Like doctors, teachers, or lawyers, interpreters have areas of
speciality and practice. Interpreting in a medical situation requires a different skill set, terminology, and knowledge base than interpreting in academia, legal, or business. This is why when a sign language interpreter is called for one type of encounter and it evolves beyond their scope of practice, another interpreter has to be requested. For example, if a medical interpreter is interpreting for a Deaf patient in an emergency situation who is then asked to give a statement to the police, then an interpreter trained in legal interpreting should be called.
Lip reading, captions, and writing back and forth are not substitutes for qualified ASL interpreters
American Sign Language is its own language. It’s a visual language. While lip formations are a part of its grammar, lip reading is not a substitute for sign language. Some Deaf people may be able to read lips, but that is something a Deaf person will disclose if they choose. Writing back
and forth in English, which may be the Deaf person’s second language, is also not a substitute for sign language. This is why having sign language interpreters at press conferences during the pandemic and other natural disasters involving critical information is so important. Reading captions in their non-native language is not equitable access for sign language users. ASL is its own language, and swapping out sign language interpreters for English captions is asking the Deaf community to read in their second language.
One interpreting modality doesn’t work for all Deaf people in all situations
Interpreting for a visual language can be done in one of two ways: in person or over video. Depending on the encounter ( a medical appointment, meeting with a financial advisor, or university class), an interpreter in person or over video will be necessary. The decision to use a video remote interpreter or an in-person interpreter is dependent on the Deaf participant, the type of communication and environmental dynamics, as well as interpreter availability. What works in one situation may not work in the next. Communication preference is personal and language access solutions should meet the needs of each participant so the communicative autonomy of all is respected.

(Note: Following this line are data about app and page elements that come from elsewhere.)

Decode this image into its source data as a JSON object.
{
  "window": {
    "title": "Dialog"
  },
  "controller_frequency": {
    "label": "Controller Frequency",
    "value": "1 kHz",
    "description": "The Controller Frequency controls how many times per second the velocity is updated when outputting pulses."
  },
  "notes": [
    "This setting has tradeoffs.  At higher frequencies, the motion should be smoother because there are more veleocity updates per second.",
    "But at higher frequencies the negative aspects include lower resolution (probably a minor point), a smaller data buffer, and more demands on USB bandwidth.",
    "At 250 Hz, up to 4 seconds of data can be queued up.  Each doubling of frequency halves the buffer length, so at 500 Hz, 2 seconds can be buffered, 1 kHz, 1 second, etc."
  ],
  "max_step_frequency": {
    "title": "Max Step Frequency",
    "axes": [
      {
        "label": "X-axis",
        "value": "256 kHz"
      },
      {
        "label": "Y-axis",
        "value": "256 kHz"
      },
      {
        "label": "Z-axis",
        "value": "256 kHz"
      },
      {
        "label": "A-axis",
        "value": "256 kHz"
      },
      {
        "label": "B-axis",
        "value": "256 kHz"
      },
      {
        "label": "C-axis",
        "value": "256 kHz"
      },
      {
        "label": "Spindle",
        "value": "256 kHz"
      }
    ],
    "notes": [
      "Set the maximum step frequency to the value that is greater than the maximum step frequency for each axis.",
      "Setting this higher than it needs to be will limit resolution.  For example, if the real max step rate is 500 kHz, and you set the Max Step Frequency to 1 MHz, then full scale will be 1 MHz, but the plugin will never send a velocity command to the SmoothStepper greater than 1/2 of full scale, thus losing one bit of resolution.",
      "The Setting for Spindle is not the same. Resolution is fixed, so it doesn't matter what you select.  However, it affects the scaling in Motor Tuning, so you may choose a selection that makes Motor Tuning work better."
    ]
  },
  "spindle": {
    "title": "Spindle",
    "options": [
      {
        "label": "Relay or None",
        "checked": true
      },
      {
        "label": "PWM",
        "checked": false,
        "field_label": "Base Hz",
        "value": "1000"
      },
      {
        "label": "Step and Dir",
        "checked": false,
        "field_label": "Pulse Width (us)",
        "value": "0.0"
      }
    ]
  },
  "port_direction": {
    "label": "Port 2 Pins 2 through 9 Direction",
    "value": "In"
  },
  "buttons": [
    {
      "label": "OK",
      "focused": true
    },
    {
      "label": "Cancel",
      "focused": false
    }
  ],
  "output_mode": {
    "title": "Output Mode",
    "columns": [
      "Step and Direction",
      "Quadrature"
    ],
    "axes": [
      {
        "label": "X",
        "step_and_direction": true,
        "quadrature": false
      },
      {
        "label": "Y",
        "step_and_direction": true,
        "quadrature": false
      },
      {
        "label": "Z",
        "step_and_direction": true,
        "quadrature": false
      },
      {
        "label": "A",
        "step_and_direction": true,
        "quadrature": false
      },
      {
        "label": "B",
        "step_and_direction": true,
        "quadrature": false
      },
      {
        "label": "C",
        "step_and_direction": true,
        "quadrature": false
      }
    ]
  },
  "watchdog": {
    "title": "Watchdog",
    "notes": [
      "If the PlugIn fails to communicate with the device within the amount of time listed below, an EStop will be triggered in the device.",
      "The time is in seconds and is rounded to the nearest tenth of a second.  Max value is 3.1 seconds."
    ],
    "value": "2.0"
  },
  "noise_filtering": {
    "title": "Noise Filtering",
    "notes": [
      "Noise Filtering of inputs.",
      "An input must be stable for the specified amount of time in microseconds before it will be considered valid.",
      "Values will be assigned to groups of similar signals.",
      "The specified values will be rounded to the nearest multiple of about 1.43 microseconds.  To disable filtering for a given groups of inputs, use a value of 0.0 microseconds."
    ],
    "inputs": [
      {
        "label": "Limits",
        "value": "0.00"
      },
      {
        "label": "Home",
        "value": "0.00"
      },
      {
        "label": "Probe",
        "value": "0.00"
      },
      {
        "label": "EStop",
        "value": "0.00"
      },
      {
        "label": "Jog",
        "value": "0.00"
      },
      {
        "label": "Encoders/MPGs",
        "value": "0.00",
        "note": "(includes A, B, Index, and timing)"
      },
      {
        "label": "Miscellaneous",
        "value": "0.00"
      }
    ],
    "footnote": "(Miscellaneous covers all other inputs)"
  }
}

If you want to learn ASL, learn it from a Deaf person
American Sign language is one of the most studied foreign languages in the United States. If you want to learn ASL, or any signed language, learning it from members of the Deaf community is the best way to do so. When someone learns a new language such as French or Spanish, they seek out native speakers of that language who also have training in how to teach it. The same approach should be taken when learning any sign language.
If you have an interpreter at your event, they are there to interpret, not participate
There are several videos on Youtube where a comedian realizes they have a sign language interpreter working their show and then pivots their entire comedic focus to him or her. The interpreter, who must remain impartial, cannot break from their role and engage. Comedians and others who are fascinated by the presence of an interpreter will start talking about the interpreter, the way they look, even start using colorful and explicit language to try and trip them up. Interpreters are professionals, and when the attention is focused on them, especially for comedic purposes, it places them in the spotlight — the one place they don’t want to be.
Language access for the Deaf community, and all communities where members don’t speak the dominant language, has never been more important. Quality language access that meets the linguistic and cultural needs of all must be a priority during the pandemic and in every place a Deaf person needs to communicate. Although language access is a protected right for the Deaf community under the Americans with Disabilities Act, there are still barriers to equitable language access across the United States. Hopefully, after learning more about the nuanced dynamics of sign language and sign language interpreters, you can be a more informed ally to the Deaf community and sign language interpreters.
Danielle Meder, NIC is a nationally certified American Sign Language interpreter with over 15 years experience. She is a licensed trainer and regularly presents on equitable language access that supports the communicative autonomy of all.